After he left for his long day of deliveries and repairs, I laid in bed, trying with all my might to get up and find some way to be productive with my time that day, willing my muscles to move. I struggled.
I remember my mom telling me stories about her first job working at Dairy Queen in the 70s. They weren’t allowed to lean or sit when it was slow and had to wipe down counters repeatedly even when they were spotlessly clean.
That’s where I find myself during this pandemic. Not able to leave, or do, or work, but nothing seems to be left undone. So, I redo what’s already been done, and that is my day.

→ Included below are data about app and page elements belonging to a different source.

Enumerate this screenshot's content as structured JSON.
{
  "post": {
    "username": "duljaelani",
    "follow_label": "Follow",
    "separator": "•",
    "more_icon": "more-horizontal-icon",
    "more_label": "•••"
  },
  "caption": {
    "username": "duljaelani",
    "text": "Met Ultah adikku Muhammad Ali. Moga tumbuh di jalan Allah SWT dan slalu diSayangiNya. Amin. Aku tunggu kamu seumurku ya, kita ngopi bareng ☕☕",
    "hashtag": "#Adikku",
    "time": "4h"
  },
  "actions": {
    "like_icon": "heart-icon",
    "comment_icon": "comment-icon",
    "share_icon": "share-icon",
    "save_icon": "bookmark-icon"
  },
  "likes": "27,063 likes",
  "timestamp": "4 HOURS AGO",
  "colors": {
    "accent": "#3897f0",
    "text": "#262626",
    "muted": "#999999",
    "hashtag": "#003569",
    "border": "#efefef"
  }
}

Didn’t I just scrub this tub? Didn’t I fold these sheets yesterday? I thought I just brushed the cat. I made this meal yesterday…. or was it 3 weeks ago? Didn’t I already watch this show? The French have a word for this feeling: ennui.
I finally pulled myself out of bed and made it to the couch. Once there, I proceeded to cry while I watched The Masked Singer and ate breakfast.
This is one of many sides of pandemic life for me, and probably a lot of you. It’s a weird in-between state. I’m unexpectedly emotional as I’m facing, without escape or distraction, my own form of working to earn my worthiness. Or as Brene Brown would call it, hustling.
I’ve uttered the words “I feel useless” to my husband more times than I care to admit. Somehow, through all of my emotional, spiritual, mental growth, and learning, I missed this about myself. I wouldn’t have ever said that my perception of my own worth was wrapped up in my doing or in my accomplishments. But here we are.
I feel useless without an occupation that seems to be changing or earning something and I compare myself to Tim, who has gone out through the pandemic to work.
So now, I’m faced with a new reality. I know something new about myself, and I get to chose what to do with that information. I think that my value as a human is somehow wrapped up in my accomplishments, even though that flies in the face of my values and belief system.
I’m choosing to be curious so that I can learn. Or at least I’m going to try. When those feelings of uselessness come up I’m sure I’ll sulk in them for a bit, but then I hope I can ask myself “why do I feel useless?”
This is so much easier said than done. I don’t know what it is about negative emotions, but it’s so much easier to try to distract ourselves from them with ice cream or TV than to actually feel them and wonder why they’re there.
But wondering is the braver choice. I’m going to wonder. And I’m going to remind myself that I’m loved, flaws and all, just as I am.
I’ll let you know if I ever come to the bottom of this newly found part of me.
Until next time.